> **Directions for this task**: From the records below, please return each line that holds the word "student".

> **Excerpted records**:
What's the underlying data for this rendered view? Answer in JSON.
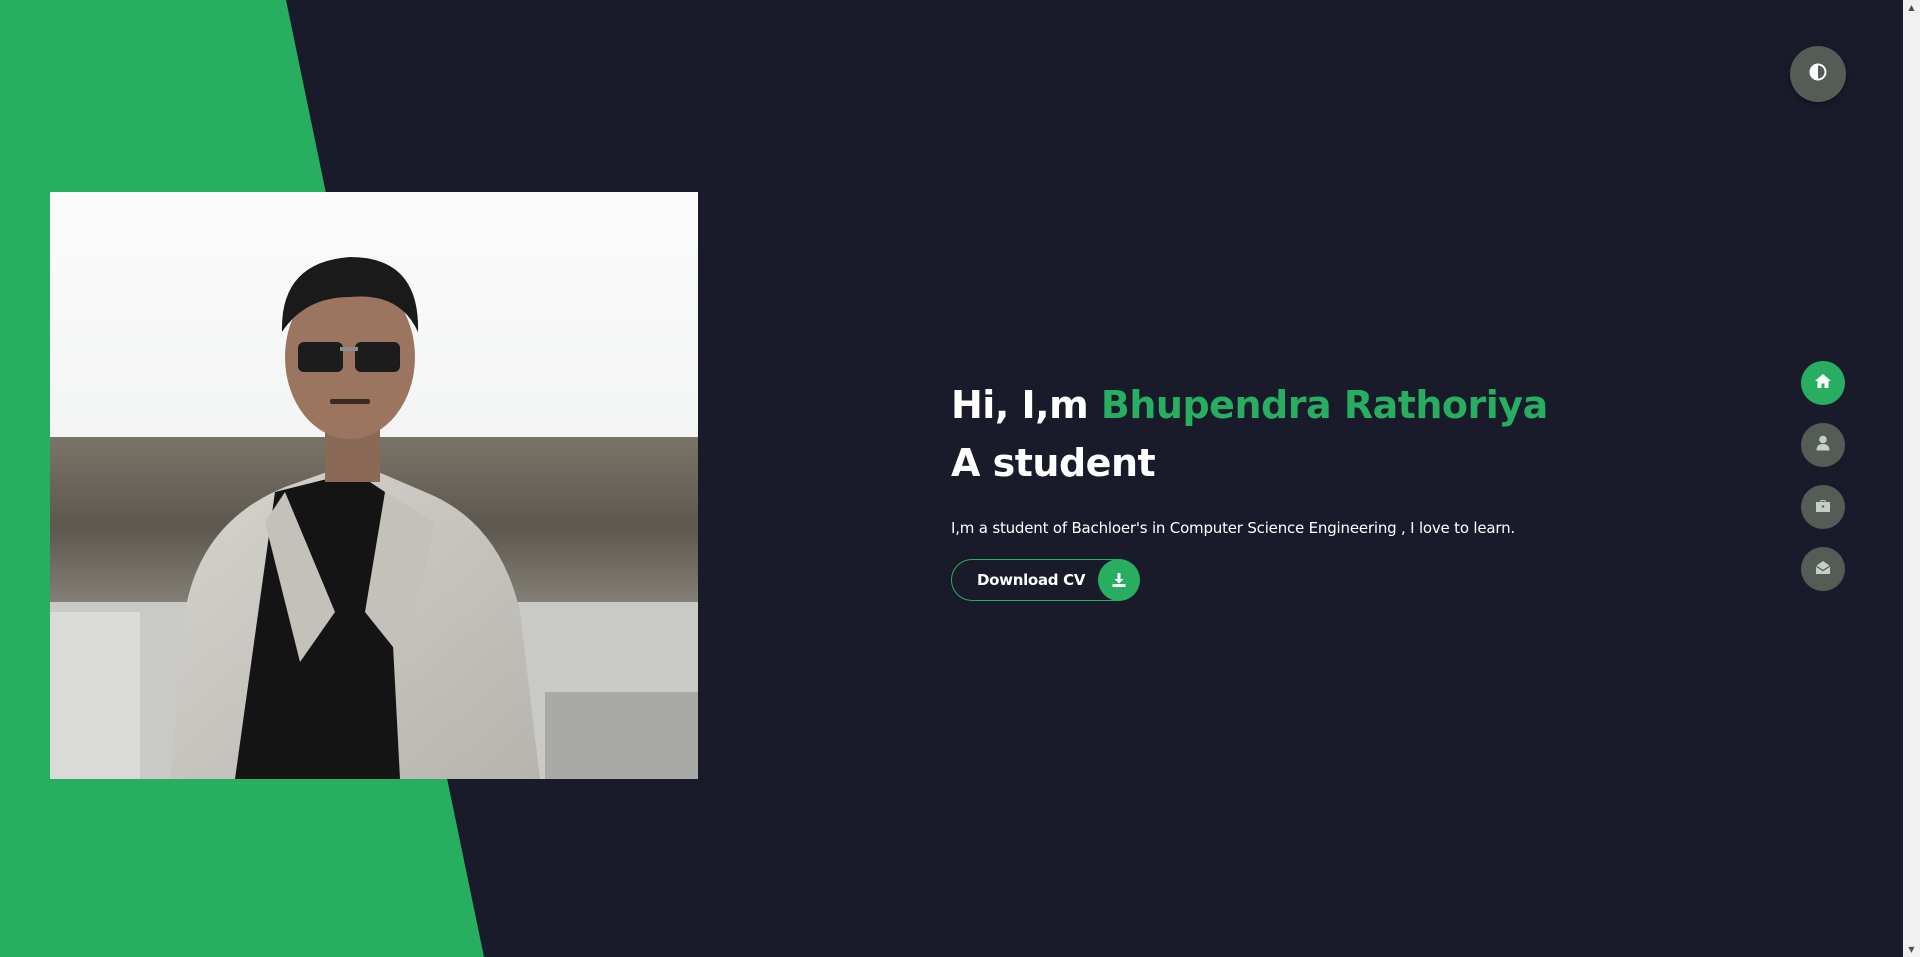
{
  "hero": {
    "title_prefix": "Hi, I,m",
    "title_name": "Bhupendra Rathoriya",
    "title_suffix": "A student",
    "description": "I,m a student of Bachloer's in Computer Science Engineering , I love to learn.",
    "download_label": "Download CV",
    "download_icon": "download-icon",
    "photo": "portrait-photo"
  },
  "theme_toggle": {
    "icon": "contrast-icon"
  },
  "side_nav": {
    "items": [
      {
        "icon": "home-icon",
        "active": true
      },
      {
        "icon": "user-icon",
        "active": false
      },
      {
        "icon": "briefcase-icon",
        "active": false
      },
      {
        "icon": "envelope-open-icon",
        "active": false
      }
    ]
  },
  "colors": {
    "background": "#191b2b",
    "accent": "#27ae60",
    "nav_inactive": "#545d55",
    "text": "#ffffff"
  }
}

> **Response**:
    "title_suffix": "A student",
    "description": "I,m a student of Bachloer's in Computer Science Engineering , I love to learn.",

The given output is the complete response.